====== Extracted records ======
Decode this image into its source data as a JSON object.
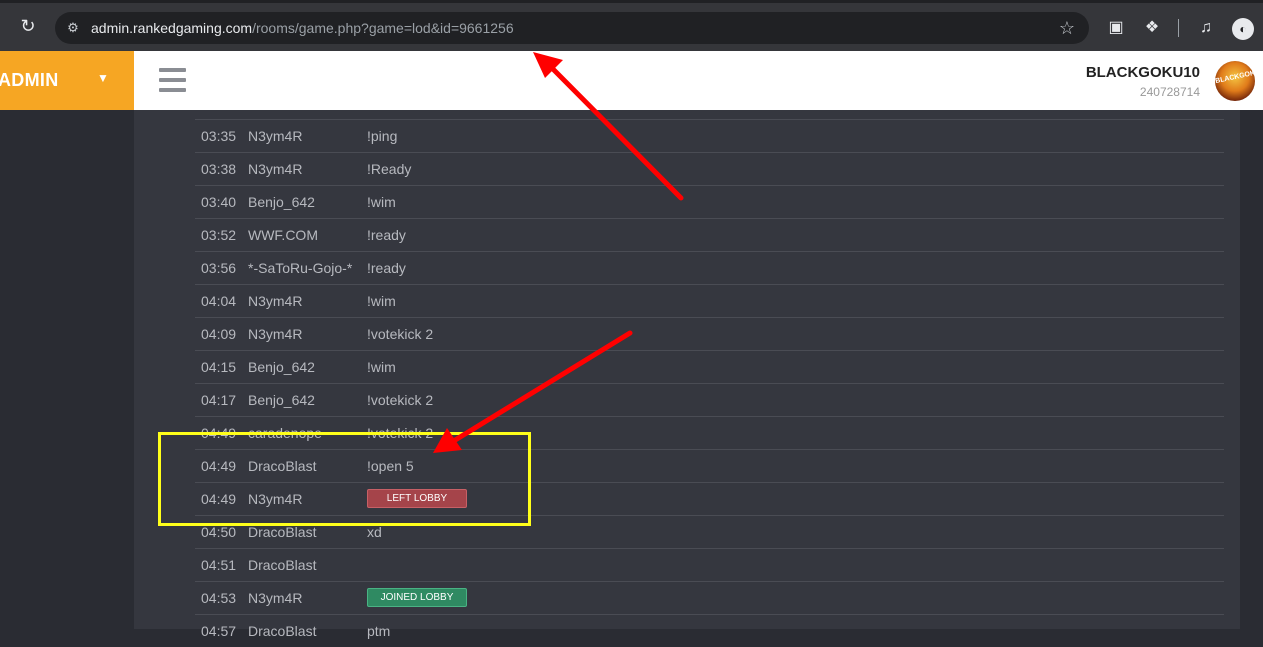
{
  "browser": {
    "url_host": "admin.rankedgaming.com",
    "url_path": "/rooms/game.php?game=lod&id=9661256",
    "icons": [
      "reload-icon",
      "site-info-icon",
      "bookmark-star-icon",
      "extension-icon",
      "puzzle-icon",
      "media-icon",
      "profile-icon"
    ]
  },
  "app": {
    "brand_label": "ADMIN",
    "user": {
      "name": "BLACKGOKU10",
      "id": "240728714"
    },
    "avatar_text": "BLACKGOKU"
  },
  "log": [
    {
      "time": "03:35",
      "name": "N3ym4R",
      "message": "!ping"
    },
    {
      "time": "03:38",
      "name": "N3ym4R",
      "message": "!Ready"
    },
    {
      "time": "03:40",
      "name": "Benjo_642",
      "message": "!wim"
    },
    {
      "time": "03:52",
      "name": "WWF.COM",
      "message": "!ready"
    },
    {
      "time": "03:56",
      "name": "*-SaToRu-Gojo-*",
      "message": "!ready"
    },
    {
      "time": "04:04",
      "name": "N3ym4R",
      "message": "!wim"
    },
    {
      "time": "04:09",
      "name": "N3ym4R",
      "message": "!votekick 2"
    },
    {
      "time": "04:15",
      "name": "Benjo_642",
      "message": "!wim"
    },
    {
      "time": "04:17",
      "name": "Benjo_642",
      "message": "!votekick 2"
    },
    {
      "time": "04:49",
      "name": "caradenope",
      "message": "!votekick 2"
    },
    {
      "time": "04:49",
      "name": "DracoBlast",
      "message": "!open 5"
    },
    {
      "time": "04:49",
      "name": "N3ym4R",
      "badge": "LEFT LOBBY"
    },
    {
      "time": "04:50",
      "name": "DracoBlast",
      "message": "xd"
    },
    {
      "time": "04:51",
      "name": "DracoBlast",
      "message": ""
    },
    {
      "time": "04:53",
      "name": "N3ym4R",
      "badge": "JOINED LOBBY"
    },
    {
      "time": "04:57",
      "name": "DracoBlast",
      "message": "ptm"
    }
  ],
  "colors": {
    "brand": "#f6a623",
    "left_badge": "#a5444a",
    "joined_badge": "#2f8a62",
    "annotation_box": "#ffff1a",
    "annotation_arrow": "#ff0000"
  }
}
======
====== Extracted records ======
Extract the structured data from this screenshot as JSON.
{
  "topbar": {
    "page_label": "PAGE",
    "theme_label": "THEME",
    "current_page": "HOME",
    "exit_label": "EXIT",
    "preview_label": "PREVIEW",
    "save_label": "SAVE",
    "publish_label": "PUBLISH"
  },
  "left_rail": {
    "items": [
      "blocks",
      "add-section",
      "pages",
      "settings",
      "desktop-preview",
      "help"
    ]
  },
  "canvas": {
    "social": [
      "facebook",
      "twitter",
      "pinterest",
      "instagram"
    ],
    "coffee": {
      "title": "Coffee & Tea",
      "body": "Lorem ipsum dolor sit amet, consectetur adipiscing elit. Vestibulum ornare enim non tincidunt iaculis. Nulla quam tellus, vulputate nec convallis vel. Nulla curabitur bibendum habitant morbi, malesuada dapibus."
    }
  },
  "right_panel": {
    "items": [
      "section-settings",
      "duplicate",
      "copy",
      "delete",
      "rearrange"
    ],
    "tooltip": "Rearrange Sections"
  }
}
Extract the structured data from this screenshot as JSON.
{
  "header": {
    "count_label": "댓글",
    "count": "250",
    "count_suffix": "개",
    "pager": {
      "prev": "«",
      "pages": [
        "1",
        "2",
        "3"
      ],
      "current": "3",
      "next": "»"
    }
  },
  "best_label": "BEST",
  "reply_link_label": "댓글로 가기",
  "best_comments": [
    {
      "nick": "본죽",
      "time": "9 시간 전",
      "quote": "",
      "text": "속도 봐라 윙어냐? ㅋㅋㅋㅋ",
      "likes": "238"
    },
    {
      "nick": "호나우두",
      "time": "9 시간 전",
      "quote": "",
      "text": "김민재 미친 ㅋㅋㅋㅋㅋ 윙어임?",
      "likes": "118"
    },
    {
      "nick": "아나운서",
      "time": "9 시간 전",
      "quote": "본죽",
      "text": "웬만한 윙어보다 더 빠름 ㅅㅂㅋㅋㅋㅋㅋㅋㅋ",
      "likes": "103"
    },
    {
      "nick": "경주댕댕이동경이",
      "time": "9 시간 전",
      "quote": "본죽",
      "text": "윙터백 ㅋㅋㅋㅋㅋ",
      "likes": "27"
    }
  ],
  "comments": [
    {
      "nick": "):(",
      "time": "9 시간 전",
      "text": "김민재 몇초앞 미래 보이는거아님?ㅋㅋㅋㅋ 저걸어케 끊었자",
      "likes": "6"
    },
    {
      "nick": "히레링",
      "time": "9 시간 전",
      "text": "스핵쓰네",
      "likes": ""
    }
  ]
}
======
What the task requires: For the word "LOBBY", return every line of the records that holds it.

Reply:
      "badge": "LEFT LOBBY"
      "badge": "JOINED LOBBY"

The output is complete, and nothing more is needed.